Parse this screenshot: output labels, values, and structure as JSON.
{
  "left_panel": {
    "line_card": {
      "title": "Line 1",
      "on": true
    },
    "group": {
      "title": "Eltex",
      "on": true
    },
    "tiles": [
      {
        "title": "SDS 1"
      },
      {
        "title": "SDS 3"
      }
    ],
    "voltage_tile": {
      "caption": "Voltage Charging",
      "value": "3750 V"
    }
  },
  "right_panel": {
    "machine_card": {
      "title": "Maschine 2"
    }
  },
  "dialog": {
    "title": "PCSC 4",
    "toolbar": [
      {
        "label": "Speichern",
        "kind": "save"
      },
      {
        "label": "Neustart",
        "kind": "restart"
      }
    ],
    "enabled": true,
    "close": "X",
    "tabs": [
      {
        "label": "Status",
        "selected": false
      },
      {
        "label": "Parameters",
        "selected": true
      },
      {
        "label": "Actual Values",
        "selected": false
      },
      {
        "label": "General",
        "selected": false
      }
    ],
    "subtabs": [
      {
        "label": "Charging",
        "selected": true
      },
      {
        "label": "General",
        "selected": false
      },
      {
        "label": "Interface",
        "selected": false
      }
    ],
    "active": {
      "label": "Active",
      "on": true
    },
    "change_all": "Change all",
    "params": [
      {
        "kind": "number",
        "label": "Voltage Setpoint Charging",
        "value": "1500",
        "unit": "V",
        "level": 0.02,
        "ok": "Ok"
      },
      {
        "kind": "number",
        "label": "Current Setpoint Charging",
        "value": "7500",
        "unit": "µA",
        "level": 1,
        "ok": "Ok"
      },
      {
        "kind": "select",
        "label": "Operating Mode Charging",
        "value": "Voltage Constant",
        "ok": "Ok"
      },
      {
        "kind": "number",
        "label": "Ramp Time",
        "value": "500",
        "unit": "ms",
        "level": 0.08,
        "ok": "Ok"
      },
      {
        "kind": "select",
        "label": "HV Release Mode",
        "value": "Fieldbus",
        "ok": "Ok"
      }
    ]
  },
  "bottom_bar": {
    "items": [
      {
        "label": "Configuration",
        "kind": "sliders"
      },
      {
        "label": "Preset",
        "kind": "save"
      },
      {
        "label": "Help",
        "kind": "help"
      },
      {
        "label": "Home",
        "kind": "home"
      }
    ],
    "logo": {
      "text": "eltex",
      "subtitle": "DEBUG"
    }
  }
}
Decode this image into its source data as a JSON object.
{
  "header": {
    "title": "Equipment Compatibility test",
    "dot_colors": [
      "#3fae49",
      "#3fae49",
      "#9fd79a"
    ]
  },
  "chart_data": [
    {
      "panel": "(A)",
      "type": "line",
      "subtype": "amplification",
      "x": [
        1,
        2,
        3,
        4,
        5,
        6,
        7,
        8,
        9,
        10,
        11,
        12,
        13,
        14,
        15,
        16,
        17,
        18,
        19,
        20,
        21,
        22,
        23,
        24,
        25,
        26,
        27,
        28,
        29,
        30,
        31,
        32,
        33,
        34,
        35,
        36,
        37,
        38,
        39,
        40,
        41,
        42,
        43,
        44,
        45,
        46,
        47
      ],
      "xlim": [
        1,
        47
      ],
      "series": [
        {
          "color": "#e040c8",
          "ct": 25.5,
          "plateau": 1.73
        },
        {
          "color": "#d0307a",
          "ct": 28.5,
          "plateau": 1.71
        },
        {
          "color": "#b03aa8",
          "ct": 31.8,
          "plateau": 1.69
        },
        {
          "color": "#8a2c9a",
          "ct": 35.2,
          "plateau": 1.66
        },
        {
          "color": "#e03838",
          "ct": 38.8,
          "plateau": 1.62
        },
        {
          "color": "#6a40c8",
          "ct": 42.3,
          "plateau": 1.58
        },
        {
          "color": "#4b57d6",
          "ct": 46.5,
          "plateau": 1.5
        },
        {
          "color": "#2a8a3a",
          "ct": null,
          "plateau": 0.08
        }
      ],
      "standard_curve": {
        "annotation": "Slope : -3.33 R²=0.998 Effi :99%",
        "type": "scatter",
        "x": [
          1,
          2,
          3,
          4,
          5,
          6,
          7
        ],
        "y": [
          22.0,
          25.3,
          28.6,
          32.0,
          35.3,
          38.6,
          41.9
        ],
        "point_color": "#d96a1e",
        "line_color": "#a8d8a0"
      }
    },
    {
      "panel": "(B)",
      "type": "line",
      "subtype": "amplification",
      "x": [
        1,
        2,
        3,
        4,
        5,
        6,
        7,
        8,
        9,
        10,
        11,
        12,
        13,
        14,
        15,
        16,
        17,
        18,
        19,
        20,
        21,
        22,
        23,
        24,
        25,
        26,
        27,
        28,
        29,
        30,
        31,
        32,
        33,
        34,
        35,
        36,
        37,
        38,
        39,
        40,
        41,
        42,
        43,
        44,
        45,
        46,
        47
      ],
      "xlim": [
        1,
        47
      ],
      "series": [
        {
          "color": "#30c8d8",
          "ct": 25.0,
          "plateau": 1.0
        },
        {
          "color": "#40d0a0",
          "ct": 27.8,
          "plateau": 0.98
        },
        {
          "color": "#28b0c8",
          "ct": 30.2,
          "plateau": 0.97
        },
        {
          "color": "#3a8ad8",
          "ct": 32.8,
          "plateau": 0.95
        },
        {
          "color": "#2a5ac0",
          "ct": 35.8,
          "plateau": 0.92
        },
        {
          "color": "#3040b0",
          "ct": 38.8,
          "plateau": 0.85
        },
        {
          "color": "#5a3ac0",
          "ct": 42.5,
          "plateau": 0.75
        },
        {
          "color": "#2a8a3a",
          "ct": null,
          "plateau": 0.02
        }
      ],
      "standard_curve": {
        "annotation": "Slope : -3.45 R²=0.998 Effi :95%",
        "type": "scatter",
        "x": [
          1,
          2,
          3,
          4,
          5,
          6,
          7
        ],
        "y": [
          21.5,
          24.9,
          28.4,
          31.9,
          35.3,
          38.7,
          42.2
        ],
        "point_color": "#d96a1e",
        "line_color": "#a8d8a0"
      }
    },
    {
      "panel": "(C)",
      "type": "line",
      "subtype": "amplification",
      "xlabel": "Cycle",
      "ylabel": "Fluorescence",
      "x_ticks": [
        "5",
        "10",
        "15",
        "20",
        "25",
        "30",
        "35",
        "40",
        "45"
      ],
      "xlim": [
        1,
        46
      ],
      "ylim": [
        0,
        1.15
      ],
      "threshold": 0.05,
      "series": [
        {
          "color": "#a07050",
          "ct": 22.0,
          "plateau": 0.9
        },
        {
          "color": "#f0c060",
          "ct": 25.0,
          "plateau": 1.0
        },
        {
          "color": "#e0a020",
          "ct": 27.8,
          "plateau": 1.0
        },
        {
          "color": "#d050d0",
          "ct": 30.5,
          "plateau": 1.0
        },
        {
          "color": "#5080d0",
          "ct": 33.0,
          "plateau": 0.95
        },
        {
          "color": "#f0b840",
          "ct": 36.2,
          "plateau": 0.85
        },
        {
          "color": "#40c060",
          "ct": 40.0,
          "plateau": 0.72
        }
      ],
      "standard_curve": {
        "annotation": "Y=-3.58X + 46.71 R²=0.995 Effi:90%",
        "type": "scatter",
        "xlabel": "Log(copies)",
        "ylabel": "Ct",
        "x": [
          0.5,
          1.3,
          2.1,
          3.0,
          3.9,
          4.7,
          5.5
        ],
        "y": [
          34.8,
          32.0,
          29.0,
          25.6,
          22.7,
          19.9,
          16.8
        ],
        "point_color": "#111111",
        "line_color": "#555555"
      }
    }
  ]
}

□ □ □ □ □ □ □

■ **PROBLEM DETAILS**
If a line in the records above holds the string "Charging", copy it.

■ **OUTPUT FOR THIS TASK**
      "caption": "Voltage Charging",
        "label": "Charging",
        "label": "Voltage Setpoint Charging",
        "label": "Current Setpoint Charging",
        "label": "Operating Mode Charging",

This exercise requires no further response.